P-S: I Don't Love You
P-S: I Don't Love You
By Leo Semes, OD, FAAO
A 58-year-old African-American man was referred from a community health screening for evaluation of corneal edema and elevated intraocular pressure (IOP) in his left eye. His history was vague but included reduced vision OS (20/400). The right eye was uninvolved and correctable to 20/20.
Upon examination, I noted mild corneal edema, a significant posterior subscapular cataract, and endothelial deposits (keratic precipitates) OS. A mild anterior-chamber reaction noted at the screening was not present at this examination. IOPs were 16mmHg OD and 49mmHg OS. The anterior chamber angle of the left eye was open but copiously invested with pigment. Peripheral anterior synechiae were absent. The pupil of the left eye was minimally reactive, and the posterior pole was not visualized.
To reduce the IOP OS, I administered 500mg acetazolamide and two drops of 0.5% apraclonidine (Iopidine, Alcon). By the end of the examination, the IOP had decreased to 29mmHg. I diagnosed Posner-Schlossman (P-S) syndrome and asked the patient to return the next morning for follow up.
Posner and Schlossman first described this syndrome in 1948. They reported the commonalities of increased IOP and an anterior chamber reaction, which normalized when treated. This was about 14 years before “PS: I Love You” appeared as the B side of the Beatles' single “Love Me Do,” which was released on Oct. 5, 1962.
Glaucomacyclitic crisis is a more clinically descriptive term for this constellation of findings— mild irritative symptoms, corneal edema of varying degrees, endothelial keratic precipitates, and elevated IOP—that recurs in patients between 20 and 50 years of age.
This case was somewhat unusual in that there was significant lenticular involvement, which may have been the result of previous episodes of the inflammatory glaucoma or treatment with topical steroids.
Various topical and oral agents may be used to treat P-S syndrome, including:
• topical steroids
• topical antiglaucoma drops (Avoid beta-blockers in patients who have asthma.)
• systemic carbonic anhydrase inhibitors
• topical or oral nonsteroidal anti-inflammatory drugs.
Acute presentations of elevated IOP respond better to topical apraclonidine than do cases of primary open-angle glaucoma (Hong and Song, 1993).
Some sources suggest that mild elevations of IOP for short durations do not pose a threat to vision (Darchuk et al 2001), but others have documented irreversible damage to the optic nerve head (Jap et al, 2001). The differences in these conclusions may be related to the number or frequency of the episodes, the duration of follow up, or the fact that more patients were studied in the latter study (n=55).
I decided to offer treatment to this patient because this was his first visit to the clinic in a context of reduced visual acuity and elevated IOP.

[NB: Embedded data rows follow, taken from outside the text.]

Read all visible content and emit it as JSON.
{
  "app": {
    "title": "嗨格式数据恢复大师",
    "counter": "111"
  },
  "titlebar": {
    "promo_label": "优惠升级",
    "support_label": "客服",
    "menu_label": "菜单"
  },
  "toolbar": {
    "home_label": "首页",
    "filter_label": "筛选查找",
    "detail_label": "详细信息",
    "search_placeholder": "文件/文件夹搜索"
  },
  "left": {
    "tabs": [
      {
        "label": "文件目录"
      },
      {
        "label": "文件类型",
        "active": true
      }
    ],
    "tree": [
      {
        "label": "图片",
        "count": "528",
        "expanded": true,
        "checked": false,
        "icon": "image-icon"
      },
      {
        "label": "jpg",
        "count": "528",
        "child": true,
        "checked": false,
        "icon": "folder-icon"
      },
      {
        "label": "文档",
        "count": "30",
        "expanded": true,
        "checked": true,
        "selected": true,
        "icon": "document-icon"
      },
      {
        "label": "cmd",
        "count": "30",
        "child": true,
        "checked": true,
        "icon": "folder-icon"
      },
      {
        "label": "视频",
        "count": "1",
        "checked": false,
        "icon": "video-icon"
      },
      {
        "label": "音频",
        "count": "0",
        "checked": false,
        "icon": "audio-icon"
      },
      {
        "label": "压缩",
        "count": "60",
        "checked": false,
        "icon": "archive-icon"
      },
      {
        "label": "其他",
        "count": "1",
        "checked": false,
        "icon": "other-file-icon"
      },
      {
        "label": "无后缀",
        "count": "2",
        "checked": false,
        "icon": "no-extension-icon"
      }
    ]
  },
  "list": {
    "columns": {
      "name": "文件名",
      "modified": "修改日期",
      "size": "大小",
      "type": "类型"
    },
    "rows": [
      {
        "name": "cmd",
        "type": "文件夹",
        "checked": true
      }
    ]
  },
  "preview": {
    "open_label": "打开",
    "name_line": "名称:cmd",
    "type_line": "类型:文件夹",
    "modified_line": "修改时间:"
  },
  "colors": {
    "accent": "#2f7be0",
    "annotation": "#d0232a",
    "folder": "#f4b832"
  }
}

Although P-S syndrome is typically thought to be benign, repeated episodes or more frequent attacks may produce glaucomatous visual field loss and optic nerve damage. Reducing IOP is the primary treatment goal. Informing the patient of the symptoms is another important aspect of management. My patient has not been evaluated for optic disc or visual field damage because of the presence of significant lens opacity, but follow up is planned.
For further insights, I recommend an excellent review by Green (2007) and a paper by Kongyai et al (2012), which suggests a viral association. CLS
For references, please visit www.clspectrum.com/references.asp and click on document #199.
|Dr. Semes is a professor of optometry at the UAB School of Optometry. He is a consultant or advisor to Alcon, Allergan, Optovue and Zeiss.
Contact Lens Spectrum, Volume: 27 , Issue: June 2012, page(s): 53